[Entries shown]

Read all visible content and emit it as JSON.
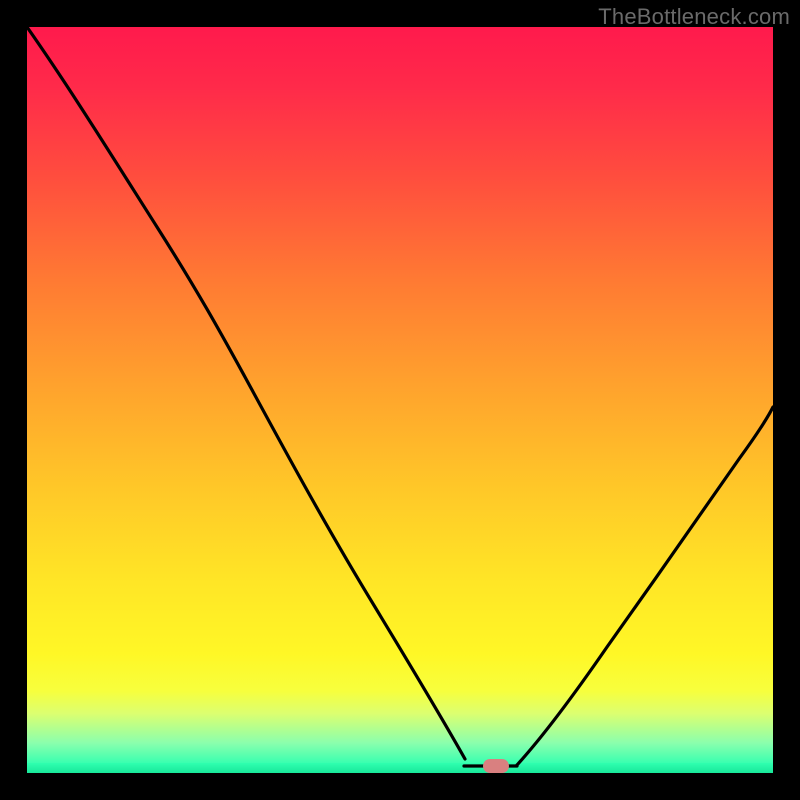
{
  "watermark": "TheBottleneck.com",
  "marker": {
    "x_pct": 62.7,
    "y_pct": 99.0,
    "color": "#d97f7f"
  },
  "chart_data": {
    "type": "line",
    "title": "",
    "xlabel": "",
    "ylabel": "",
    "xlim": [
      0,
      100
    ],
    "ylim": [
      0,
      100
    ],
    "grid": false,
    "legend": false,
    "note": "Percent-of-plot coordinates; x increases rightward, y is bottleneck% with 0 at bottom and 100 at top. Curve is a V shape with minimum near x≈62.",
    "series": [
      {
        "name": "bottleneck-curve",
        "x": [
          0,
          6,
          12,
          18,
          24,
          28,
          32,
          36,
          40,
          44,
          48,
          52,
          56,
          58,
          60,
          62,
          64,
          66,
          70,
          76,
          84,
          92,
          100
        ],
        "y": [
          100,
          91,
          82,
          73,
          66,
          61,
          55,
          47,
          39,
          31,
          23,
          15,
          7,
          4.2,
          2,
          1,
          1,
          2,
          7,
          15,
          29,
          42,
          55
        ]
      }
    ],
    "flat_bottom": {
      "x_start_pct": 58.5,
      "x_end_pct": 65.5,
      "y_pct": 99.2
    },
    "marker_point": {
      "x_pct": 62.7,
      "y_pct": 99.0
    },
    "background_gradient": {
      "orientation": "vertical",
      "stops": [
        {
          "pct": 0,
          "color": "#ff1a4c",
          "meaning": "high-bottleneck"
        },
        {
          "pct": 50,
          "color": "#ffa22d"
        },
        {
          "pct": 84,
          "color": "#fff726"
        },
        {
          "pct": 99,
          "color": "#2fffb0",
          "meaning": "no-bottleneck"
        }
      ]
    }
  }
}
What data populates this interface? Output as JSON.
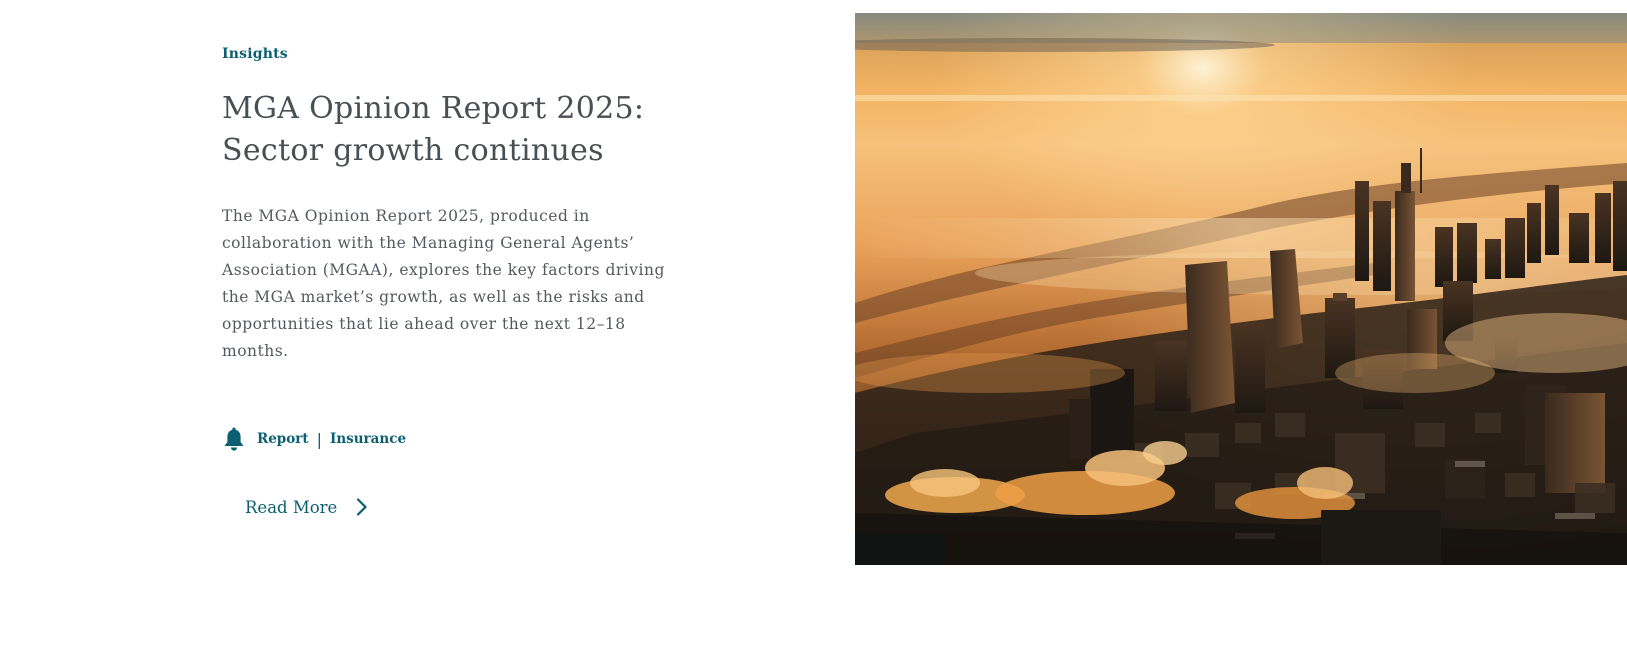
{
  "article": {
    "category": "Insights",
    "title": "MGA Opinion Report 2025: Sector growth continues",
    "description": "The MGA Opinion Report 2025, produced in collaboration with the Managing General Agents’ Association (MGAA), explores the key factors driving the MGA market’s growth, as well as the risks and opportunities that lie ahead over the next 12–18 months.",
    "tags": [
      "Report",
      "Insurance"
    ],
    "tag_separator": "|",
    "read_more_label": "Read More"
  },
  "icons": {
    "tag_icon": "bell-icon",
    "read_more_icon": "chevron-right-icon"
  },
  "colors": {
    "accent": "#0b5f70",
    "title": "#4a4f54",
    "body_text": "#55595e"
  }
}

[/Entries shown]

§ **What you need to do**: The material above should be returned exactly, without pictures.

§ **Written answer**:
Read all visible content and emit it as JSON.
{
  "watermark": "TheBottleneck.com",
  "marker": {
    "x_pct": 62.7,
    "y_pct": 99.0,
    "color": "#d97f7f"
  },
  "chart_data": {
    "type": "line",
    "title": "",
    "xlabel": "",
    "ylabel": "",
    "xlim": [
      0,
      100
    ],
    "ylim": [
      0,
      100
    ],
    "grid": false,
    "legend": false,
    "note": "Percent-of-plot coordinates; x increases rightward, y is bottleneck% with 0 at bottom and 100 at top. Curve is a V shape with minimum near x≈62.",
    "series": [
      {
        "name": "bottleneck-curve",
        "x": [
          0,
          6,
          12,
          18,
          24,
          28,
          32,
          36,
          40,
          44,
          48,
          52,
          56,
          58,
          60,
          62,
          64,
          66,
          70,
          76,
          84,
          92,
          100
        ],
        "y": [
          100,
          91,
          82,
          73,
          66,
          61,
          55,
          47,
          39,
          31,
          23,
          15,
          7,
          4.2,
          2,
          1,
          1,
          2,
          7,
          15,
          29,
          42,
          55
        ]
      }
    ],
    "flat_bottom": {
      "x_start_pct": 58.5,
      "x_end_pct": 65.5,
      "y_pct": 99.2
    },
    "marker_point": {
      "x_pct": 62.7,
      "y_pct": 99.0
    },
    "background_gradient": {
      "orientation": "vertical",
      "stops": [
        {
          "pct": 0,
          "color": "#ff1a4c",
          "meaning": "high-bottleneck"
        },
        {
          "pct": 50,
          "color": "#ffa22d"
        },
        {
          "pct": 84,
          "color": "#fff726"
        },
        {
          "pct": 99,
          "color": "#2fffb0",
          "meaning": "no-bottleneck"
        }
      ]
    }
  }
}
What data populates this interface? Output as JSON.
{
  "article": {
    "category": "Insights",
    "title": "MGA Opinion Report 2025: Sector growth continues",
    "description": "The MGA Opinion Report 2025, produced in collaboration with the Managing General Agents’ Association (MGAA), explores the key factors driving the MGA market’s growth, as well as the risks and opportunities that lie ahead over the next 12–18 months.",
    "tags": [
      "Report",
      "Insurance"
    ],
    "tag_separator": "|",
    "read_more_label": "Read More"
  },
  "icons": {
    "tag_icon": "bell-icon",
    "read_more_icon": "chevron-right-icon"
  },
  "colors": {
    "accent": "#0b5f70",
    "title": "#4a4f54",
    "body_text": "#55595e"
  }
}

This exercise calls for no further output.